For the sake of illustration, let us consider the oiti tree (Licania salzmannii) – member of the mature forest community in our forests that produces a very large and nutritious fruit. The high physiological cost of producing its fruits means that the tree is unable to produce fruits every year and according to common folk knowledge the tree only produces crops at 7 year intervals (our studies indicate that this is not far off the mark). The fruits attract most large frugivorous animals, but because the seed is very large no animal is able to swallow it and dispersers only carry it short distances from the mother tree. With a large endosperm, the seeds germinate and grow quickly, but on reaching 1-2 m they have expended the energy stored in the seed and growth slows to an imperceptible pace. After years or decades of growth the tree reaches a size that enables it to reproduce, animals visit the tree, and disperse the seeds another 5-20 m, and the process begins anew. In the case of the oiti and many other mature forest trees, this means that it can take centuries for the species to migrate a distance of 1 km. This process is further delayed by hunters who reduce the populations of wildlife that disperse the seeds and hence the probability of a seed being dispersed; by the fact that many forest animals do not disperse seeds into the pioneer forests far from the forest edge because they do not frequent these food poor forests; and because the slow migration of seeds across the landscape means that even if animals disperse mature forest seeds into these areas, it will take a very long time for these seeds to reach most of the pioneer forests in the reserve because they are far from the forest edge. While the hunting problem has been largely eliminated in the reserve and seed dispersing wildlife populations are recovering, these animals have few incentives to frequent the distant pioneer forests (and hence are not dispersing the seeds into these areas) because they provide inadequate habitat. This means that if we allow the natural process of forest succession to take place without interfering, it will take centuries for the mature forest community to colonize the entire reserve and large areas will be dominated by pioneer forests for the foreseeable future. Following this logic, Michelin decided that in order to increase the carrying capacity of the reserve for populations of mature forest trees and highly frugivorous animals, that planting trees was necessary in order to accelerate the process of forest recovery.
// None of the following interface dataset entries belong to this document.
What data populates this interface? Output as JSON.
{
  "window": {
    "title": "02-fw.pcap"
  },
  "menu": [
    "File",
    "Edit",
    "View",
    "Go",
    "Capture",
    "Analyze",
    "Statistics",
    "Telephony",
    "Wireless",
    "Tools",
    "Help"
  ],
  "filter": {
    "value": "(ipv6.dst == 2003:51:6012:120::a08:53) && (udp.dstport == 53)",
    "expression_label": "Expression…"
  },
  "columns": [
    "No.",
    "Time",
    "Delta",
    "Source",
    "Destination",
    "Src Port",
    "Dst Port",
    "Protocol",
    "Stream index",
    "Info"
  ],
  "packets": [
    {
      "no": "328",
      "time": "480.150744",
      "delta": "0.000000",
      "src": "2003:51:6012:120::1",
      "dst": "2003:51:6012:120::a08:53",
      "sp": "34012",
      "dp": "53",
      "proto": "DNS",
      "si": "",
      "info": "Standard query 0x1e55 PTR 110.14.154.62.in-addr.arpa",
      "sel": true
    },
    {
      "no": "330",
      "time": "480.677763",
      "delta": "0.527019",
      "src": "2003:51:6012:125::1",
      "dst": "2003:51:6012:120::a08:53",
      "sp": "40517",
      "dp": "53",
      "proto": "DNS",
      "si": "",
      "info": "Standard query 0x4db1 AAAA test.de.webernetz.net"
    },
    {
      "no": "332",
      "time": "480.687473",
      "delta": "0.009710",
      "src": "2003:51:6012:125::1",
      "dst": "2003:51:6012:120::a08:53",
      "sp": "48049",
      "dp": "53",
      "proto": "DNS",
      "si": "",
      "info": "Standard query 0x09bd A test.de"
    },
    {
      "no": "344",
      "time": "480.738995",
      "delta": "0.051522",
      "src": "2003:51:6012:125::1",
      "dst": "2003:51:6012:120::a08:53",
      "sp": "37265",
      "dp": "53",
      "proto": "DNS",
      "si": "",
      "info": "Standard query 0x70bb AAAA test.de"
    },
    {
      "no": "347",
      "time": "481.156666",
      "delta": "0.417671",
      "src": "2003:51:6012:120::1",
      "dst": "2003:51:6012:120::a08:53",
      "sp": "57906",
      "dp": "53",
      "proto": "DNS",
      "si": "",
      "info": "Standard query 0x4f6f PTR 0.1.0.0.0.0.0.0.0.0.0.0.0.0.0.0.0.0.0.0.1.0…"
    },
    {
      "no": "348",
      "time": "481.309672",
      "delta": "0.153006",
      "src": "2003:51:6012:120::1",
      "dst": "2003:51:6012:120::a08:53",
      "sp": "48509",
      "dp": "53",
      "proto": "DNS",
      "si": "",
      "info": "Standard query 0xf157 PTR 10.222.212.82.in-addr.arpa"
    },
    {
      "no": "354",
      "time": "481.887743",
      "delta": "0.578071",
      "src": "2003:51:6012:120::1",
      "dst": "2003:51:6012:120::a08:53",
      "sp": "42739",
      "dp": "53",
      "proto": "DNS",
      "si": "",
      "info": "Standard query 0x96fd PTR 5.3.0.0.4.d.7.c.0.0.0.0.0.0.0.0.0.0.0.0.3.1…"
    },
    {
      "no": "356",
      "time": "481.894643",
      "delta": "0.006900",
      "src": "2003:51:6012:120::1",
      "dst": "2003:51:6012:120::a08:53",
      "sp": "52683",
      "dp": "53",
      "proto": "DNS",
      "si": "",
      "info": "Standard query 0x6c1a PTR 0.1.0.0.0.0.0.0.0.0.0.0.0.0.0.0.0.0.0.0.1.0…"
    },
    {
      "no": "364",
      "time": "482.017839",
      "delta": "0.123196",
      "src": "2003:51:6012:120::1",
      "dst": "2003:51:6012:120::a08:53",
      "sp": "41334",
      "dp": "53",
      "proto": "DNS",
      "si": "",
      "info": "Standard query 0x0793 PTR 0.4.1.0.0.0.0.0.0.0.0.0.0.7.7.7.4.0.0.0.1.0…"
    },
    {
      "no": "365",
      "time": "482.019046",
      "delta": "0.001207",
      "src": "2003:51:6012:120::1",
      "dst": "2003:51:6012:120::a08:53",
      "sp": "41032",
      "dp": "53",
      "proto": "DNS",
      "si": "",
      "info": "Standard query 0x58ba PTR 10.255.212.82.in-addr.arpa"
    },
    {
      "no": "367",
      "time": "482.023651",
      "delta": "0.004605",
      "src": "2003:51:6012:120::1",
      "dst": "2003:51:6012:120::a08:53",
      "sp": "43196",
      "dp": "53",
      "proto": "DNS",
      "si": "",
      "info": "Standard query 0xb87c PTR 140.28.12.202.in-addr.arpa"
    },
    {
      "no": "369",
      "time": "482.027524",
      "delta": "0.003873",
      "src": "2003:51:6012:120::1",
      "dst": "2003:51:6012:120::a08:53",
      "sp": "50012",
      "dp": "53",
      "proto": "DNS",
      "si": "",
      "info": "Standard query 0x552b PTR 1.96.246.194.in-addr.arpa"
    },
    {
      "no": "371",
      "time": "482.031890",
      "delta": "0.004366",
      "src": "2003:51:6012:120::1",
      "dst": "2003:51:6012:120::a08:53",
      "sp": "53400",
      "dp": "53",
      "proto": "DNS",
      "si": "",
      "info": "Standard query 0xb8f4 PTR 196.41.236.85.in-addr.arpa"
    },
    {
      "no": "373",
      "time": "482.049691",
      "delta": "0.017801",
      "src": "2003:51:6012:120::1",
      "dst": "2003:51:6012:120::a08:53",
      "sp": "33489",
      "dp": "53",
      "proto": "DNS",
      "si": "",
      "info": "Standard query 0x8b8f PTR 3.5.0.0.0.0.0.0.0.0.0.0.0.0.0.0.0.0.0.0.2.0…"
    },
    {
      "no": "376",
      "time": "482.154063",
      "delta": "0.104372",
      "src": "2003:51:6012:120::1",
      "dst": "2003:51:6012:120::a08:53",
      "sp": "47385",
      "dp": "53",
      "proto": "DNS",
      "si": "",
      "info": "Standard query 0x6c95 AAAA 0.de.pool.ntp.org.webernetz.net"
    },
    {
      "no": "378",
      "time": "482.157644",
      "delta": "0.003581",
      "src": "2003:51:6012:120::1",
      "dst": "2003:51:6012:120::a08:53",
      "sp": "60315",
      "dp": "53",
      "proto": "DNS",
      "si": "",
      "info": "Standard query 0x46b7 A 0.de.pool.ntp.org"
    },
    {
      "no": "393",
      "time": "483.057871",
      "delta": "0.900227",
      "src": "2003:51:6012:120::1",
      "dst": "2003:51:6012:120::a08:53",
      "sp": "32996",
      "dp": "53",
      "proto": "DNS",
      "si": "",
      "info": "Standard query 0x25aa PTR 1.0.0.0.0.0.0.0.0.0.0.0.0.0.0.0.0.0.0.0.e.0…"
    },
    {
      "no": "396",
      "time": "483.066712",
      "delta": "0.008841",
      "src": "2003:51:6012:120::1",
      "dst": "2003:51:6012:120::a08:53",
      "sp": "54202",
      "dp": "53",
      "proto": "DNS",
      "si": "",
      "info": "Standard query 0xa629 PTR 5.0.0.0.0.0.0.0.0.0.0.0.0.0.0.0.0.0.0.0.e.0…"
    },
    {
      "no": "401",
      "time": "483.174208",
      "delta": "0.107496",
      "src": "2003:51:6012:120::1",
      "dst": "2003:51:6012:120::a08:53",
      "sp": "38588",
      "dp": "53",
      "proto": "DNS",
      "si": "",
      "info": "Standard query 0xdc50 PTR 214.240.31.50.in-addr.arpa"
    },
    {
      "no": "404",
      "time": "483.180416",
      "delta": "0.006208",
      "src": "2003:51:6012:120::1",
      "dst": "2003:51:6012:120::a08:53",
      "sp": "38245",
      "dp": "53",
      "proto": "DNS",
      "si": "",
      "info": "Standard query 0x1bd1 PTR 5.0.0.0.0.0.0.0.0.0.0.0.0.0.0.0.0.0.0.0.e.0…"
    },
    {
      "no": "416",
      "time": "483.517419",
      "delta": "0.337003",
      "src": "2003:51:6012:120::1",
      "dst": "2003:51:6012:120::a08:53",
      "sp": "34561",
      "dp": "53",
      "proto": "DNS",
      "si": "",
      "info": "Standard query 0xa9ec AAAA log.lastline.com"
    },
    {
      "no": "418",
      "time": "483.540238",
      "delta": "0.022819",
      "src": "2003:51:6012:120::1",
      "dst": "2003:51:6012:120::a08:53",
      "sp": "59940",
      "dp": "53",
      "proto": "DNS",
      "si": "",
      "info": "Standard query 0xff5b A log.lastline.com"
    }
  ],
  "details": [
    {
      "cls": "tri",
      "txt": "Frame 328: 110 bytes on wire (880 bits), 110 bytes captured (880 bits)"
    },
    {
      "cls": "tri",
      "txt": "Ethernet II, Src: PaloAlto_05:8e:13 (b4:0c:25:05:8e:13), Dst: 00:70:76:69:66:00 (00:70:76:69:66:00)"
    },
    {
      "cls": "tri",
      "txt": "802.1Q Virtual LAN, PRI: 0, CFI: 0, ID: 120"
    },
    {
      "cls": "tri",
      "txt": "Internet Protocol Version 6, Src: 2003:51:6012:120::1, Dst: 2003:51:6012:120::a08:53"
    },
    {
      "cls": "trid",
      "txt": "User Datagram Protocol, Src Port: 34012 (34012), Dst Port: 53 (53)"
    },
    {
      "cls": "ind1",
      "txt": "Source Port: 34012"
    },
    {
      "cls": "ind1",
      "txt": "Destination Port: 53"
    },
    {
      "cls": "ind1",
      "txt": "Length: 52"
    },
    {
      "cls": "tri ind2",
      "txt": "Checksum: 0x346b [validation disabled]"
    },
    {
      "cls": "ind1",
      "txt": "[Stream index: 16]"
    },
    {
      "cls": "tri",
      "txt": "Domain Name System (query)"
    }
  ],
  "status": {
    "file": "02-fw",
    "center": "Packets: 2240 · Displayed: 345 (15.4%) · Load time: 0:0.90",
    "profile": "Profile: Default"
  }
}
Our restoration sites are open to scientific visits scheduled in advance according to the reserve protocols.